For precision measurements it is much better to use only the
few measurements in the best conditions,
rather than polluting the
outcome with an abundance of crooked measurements.
Having said that, a mobile RDF will generally be used just to
approximately point at the right direction.
Errors of up to 45 degrees don't really bother then, since at the end
they will still lead you to the radio source.
But also in this type of use the very steady Long Time Average of the
RDF41 will help you navigate to the radio source with a minimum of
You can focus on the traffic and just now and then take a short peek at
the RDF to know where to go.
For those interested in the absolute accuracy of the RDF41 with a UHF
mobile doppler array, here's the outcome of a field test performed on
december 4 2017:
Environment: lawn, no objects closer than 80m.
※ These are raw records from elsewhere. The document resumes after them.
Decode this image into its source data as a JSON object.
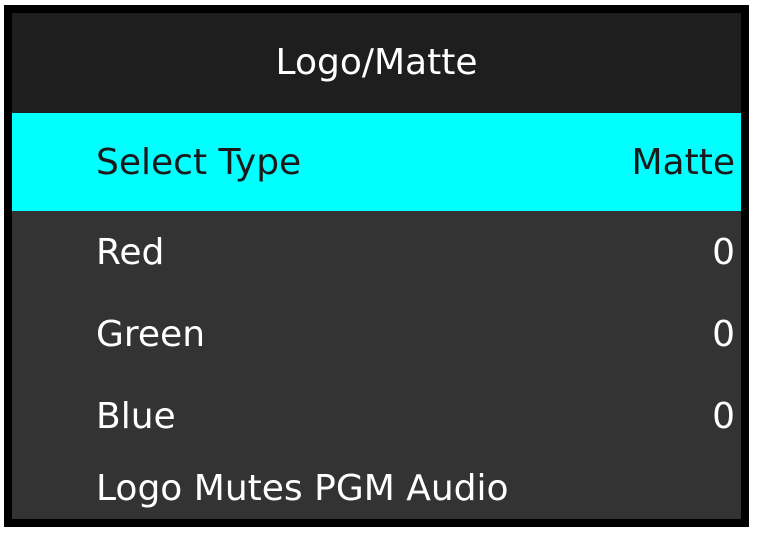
{
  "menu": {
    "title": "Logo/Matte",
    "items": [
      {
        "label": "Select Type",
        "value": "Matte",
        "selected": true
      },
      {
        "label": "Red",
        "value": "0",
        "selected": false
      },
      {
        "label": "Green",
        "value": "0",
        "selected": false
      },
      {
        "label": "Blue",
        "value": "0",
        "selected": false
      },
      {
        "label": "Logo Mutes PGM Audio",
        "value": "",
        "selected": false
      }
    ]
  },
  "colors": {
    "screen_bg": "#333333",
    "title_bg": "#1e1e1e",
    "highlight_bg": "#00ffff",
    "frame": "#000000",
    "text": "#ffffff",
    "highlight_text": "#1a1a1a"
  }
}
Source: 433,2MHz low power beacon, no modulation, @15m distance, 40 cm
Array: Preamped doppler with antenna spacing =17cm, ground plate =
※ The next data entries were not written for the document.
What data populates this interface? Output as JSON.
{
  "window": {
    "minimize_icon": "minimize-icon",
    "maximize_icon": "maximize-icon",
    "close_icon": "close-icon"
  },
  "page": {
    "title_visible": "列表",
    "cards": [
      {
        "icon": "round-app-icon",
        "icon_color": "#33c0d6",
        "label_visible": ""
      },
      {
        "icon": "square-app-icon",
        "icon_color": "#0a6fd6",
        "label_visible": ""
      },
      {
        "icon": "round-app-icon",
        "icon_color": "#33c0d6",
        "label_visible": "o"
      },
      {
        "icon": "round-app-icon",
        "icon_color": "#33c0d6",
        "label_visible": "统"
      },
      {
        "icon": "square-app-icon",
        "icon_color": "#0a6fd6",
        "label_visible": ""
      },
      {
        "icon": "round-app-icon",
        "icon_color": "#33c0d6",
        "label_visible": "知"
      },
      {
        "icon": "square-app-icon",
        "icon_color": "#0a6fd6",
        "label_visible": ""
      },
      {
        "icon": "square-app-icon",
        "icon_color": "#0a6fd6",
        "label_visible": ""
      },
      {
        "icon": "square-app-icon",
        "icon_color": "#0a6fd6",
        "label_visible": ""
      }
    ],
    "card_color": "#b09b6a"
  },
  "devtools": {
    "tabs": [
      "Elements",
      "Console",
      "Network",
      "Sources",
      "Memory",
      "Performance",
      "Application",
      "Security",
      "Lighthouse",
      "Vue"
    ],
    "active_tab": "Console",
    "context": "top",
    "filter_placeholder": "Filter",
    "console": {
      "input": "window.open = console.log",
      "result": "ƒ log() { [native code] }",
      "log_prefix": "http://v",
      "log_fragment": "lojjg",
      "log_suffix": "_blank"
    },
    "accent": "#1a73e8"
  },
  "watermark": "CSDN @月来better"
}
50x50cm. Placed flat on grass.
Direction Finding Processor: RDF41.
I calibrated at 0 degrees and checked readings @ 90, 180 and 270
Then I checked one quadrant in increments of 11,25 degrees.
The average error of these 10 measurements is 2,2 degrees, with a peak
error of 4,5 degrees.
These figures are pretty close to figures stated by professional
Real life causes of severe bearing deviations:
Note that reflections may lead to severe bearing
deviations. (multipath signals)
For example if the transmitter is behind a big obstruction or below the
Especially when the transmitter has horizontal polarisation these
effects can be severe.
In these cases there 's a bad or non-existing direct path between
transmitter and RDF.
A horizontally polarized signal for example will produce a poor signal
on the RDF antenna,
however any reflection against a bridge or crane may produce enough
vertically polarised signal to be seen as the main signal.
Unfortunately, there 's very little we can do to solve this, take a
look at the following picture:
Just for simplicity, I have drawn an incoming radio "beam" as a fat red
(In real life, it is a wavefront of course, but this simplification
will help to explain.)
The signal comes in from the right, where obviously the transmitter is
For the RDF car, the blue one in the picture, this signal is totally
blocked by the buildings on the right.
The higher buildings on the opposite side of the road however reflect
and scatter the incoming signal, illustrated by the thinner red lines.
Repeat this idea a million times and you will have a good idea of the
truth; total chaos!
For the hunting car, the only signals coming through are false,
scattered, multiple reflections.
Sometimes even crisp and clear, when the building turns out to be a
good reflector, but always coming from a false direction.
There's no algorithm that can solve this, only operator skill will help
you make the right decisions.
A rooky in this situation is tempted to throw the doppler out of the
Another phenomenon that often occurs in a city- or industrial
A signal that is striking a city with avenues running more or less in
the same direction will appear to stick to that avenue.
Because that avenue offers a path with reatively low attenuation,
signals seem to originate somewhere from the end point of that road.
Once the road leads you out of the city, the true bearing will reveal
The bearing error due to this effect may well run up to 45 degrees.
Note that this effect will be observed only with long and good
averaging settings of your RDF.
A fast responding RDF in a city environment will show total chaos.
I can't judge you eyeballs, but mine are not at all capable of "eyeball
averaging" such a mess.
So, as a rooky, pick a nice quiet open road and a loud stable signal to
improve your skills, and keep your eyeballs on the road.
With the proper settings and a lot of averaging, a quick look at the
RDF will tell you all you need to know to take the right turn.